The majority of hearing loss scenarios are classified as high-frequency hearing loss, indicating that the impacted person can still hear low-frequency background sounds normally. Even though speech, which is a high-frequency sound, is difficult for those with hearing loss to understand, other sounds can usually be heard normally. This is why it’s commonplace for those with hearing loss to assert, “my hearing is fine, everyone else mumbles.”
3. Hearing loss is not addressed by the family doctor
People struggling with hearing loss can obtain a mistaken sense of well-being following their annual physical. It’s quite common to hear people state “if I had hearing loss, my doctor would have told me.”
This is of course not true because only 14% of physicians consistently screen for hearing loss during the yearly checkup. Not to mention that the prime symptom for the majority of cases of hearing loss — trouble following speech in the presence of background noise — will not present itself in a tranquil office setting.
4. The burden of hearing loss can be shared or passed on to others

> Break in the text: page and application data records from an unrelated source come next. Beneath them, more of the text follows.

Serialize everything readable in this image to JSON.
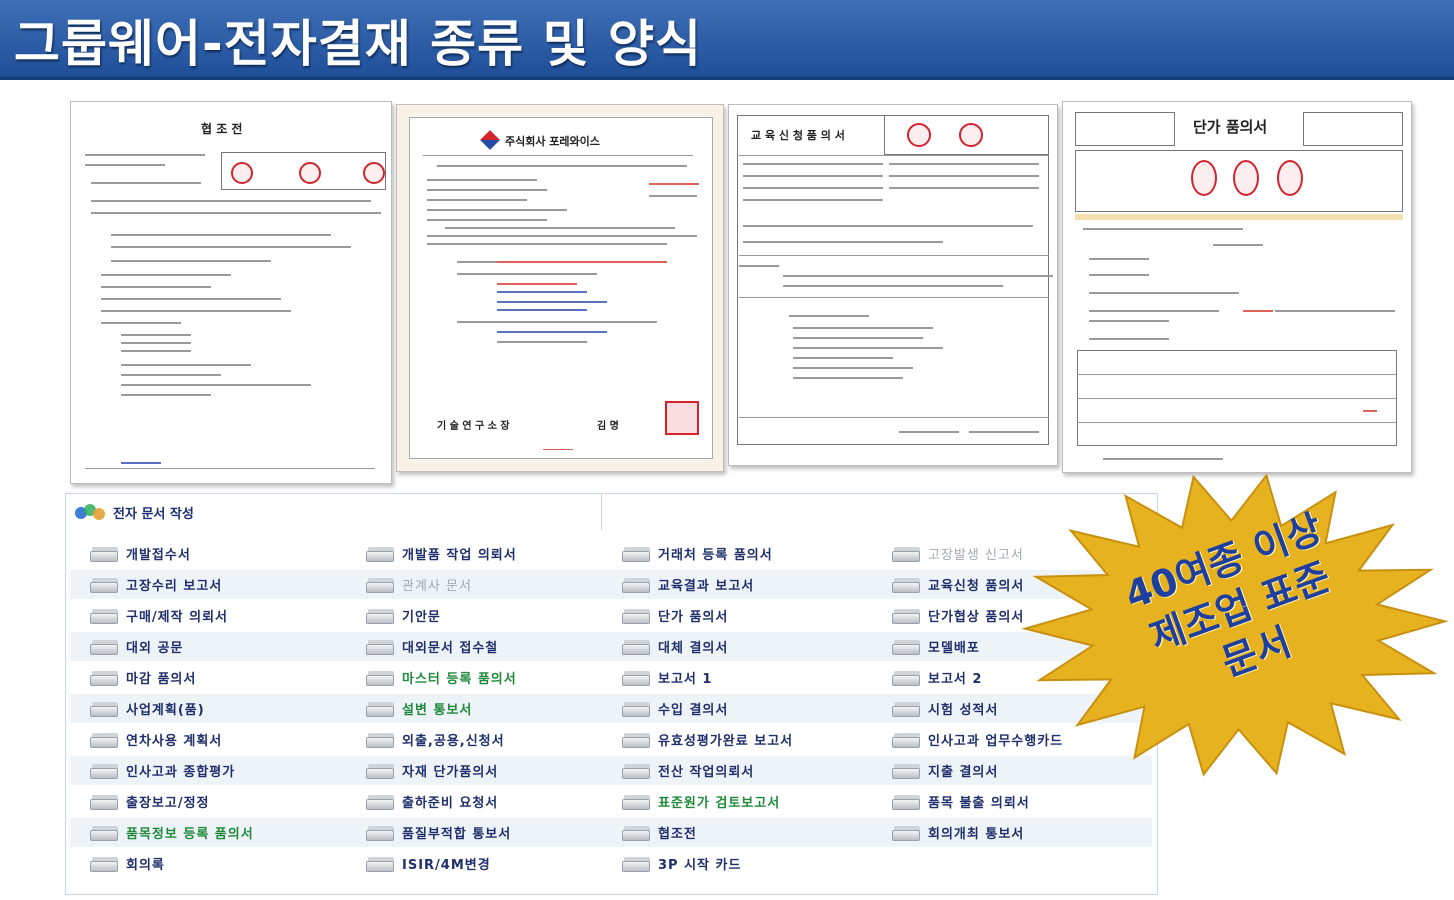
{
  "title": "그룹웨어-전자결재 종류 및 양식",
  "documents": [
    {
      "heading": "협 조 전"
    },
    {
      "company": "주식회사 포레와이스",
      "footer_left": "기 술 연 구 소 장",
      "footer_right": "김 명"
    },
    {
      "heading": "교 육 신 청 품 의 서"
    },
    {
      "heading": "단가 품의서"
    }
  ],
  "panel": {
    "title": "전자 문서 작성",
    "columns": [
      [
        {
          "label": "개발접수서",
          "style": "normal"
        },
        {
          "label": "고장수리 보고서",
          "style": "normal"
        },
        {
          "label": "구매/제작 의뢰서",
          "style": "normal"
        },
        {
          "label": "대외 공문",
          "style": "normal"
        },
        {
          "label": "마감 품의서",
          "style": "normal"
        },
        {
          "label": "사업계획(품)",
          "style": "normal"
        },
        {
          "label": "연차사용 계획서",
          "style": "normal"
        },
        {
          "label": "인사고과 종합평가",
          "style": "normal"
        },
        {
          "label": "출장보고/정정",
          "style": "normal"
        },
        {
          "label": "품목정보 등록 품의서",
          "style": "green"
        },
        {
          "label": "회의록",
          "style": "normal"
        }
      ],
      [
        {
          "label": "개발품 작업 의뢰서",
          "style": "normal"
        },
        {
          "label": "관계사 문서",
          "style": "gray"
        },
        {
          "label": "기안문",
          "style": "normal"
        },
        {
          "label": "대외문서 접수철",
          "style": "normal"
        },
        {
          "label": "마스터 등록 품의서",
          "style": "green"
        },
        {
          "label": "설변 통보서",
          "style": "green"
        },
        {
          "label": "외출,공용,신청서",
          "style": "normal"
        },
        {
          "label": "자재 단가품의서",
          "style": "normal"
        },
        {
          "label": "출하준비 요청서",
          "style": "normal"
        },
        {
          "label": "품질부적합 통보서",
          "style": "normal"
        },
        {
          "label": "ISIR/4M변경",
          "style": "normal"
        }
      ],
      [
        {
          "label": "거래처 등록 품의서",
          "style": "normal"
        },
        {
          "label": "교육결과 보고서",
          "style": "normal"
        },
        {
          "label": "단가 품의서",
          "style": "normal"
        },
        {
          "label": "대체 결의서",
          "style": "normal"
        },
        {
          "label": "보고서 1",
          "style": "normal"
        },
        {
          "label": "수입 결의서",
          "style": "normal"
        },
        {
          "label": "유효성평가완료 보고서",
          "style": "normal"
        },
        {
          "label": "전산 작업의뢰서",
          "style": "normal"
        },
        {
          "label": "표준원가 검토보고서",
          "style": "green"
        },
        {
          "label": "협조전",
          "style": "normal"
        },
        {
          "label": "3P 시작 카드",
          "style": "normal"
        }
      ],
      [
        {
          "label": "고장발생 신고서",
          "style": "gray"
        },
        {
          "label": "교육신청 품의서",
          "style": "normal"
        },
        {
          "label": "단가협상 품의서",
          "style": "normal"
        },
        {
          "label": "모델배포",
          "style": "normal"
        },
        {
          "label": "보고서 2",
          "style": "normal"
        },
        {
          "label": "시험 성적서",
          "style": "normal"
        },
        {
          "label": "인사고과 업무수행카드",
          "style": "normal"
        },
        {
          "label": "지출 결의서",
          "style": "normal"
        },
        {
          "label": "품목 불출 의뢰서",
          "style": "normal"
        },
        {
          "label": "회의개최 통보서",
          "style": "normal"
        }
      ]
    ]
  },
  "badge": {
    "lines": [
      "40여종 이상",
      "제조업 표준",
      "문서"
    ],
    "fill": "#e7b21f",
    "text_color": "#1e3f9e"
  },
  "colors": {
    "title_bar": "#2a5aa5",
    "link": "#1f2f6b",
    "green_link": "#1e8a3a",
    "stamp": "#d3242d"
  }
}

How do you manage hearing loss when there’s no cure? The solution is straight forward: amplify sounds. The problem is, although hearing aids are the most effective at amplifying sounds, they are not the only way to achieve it — which those with hearing loss rapidly identify.
Those with hearing loss oftentimes turn up the volume on everything, to the detriment of those around them. Tv sets and radios are played exceptionally loud and people are made to either shout or repeat themselves. The individual with hearing loss can get by just fine with this method, but only by passing on the burden to friends, family members, and colleagues.
5. Hearing loss is pain-free and invisible
Hearing loss is mainly subjective: it cannot be diagnosed by visible evaluation and it generally is not accompanied by any pain or discomfort. If individuals with hearing loss do not perceive a problem, mostly because of the reasons above, then they likely won’t take action.
The only method to correctly diagnose hearing loss is through audiometry, which will quantify the specific decibel level hearing loss at several sound frequencies. This is the only way to objectively determine whether hearing loss is present, but the hard part is needless to say getting to that point.
How to approach those with hearing loss
Hopefully, this article has created some empathy. It is always exasperating when someone with hearing loss refuses to recognize the problem, but remember, they may legitimately not fully grasp the severity of the problem. Instead of commanding that they get their hearing examined, a more productive method may be to educate them on the attributes of hearing loss that make the condition virtually invisible.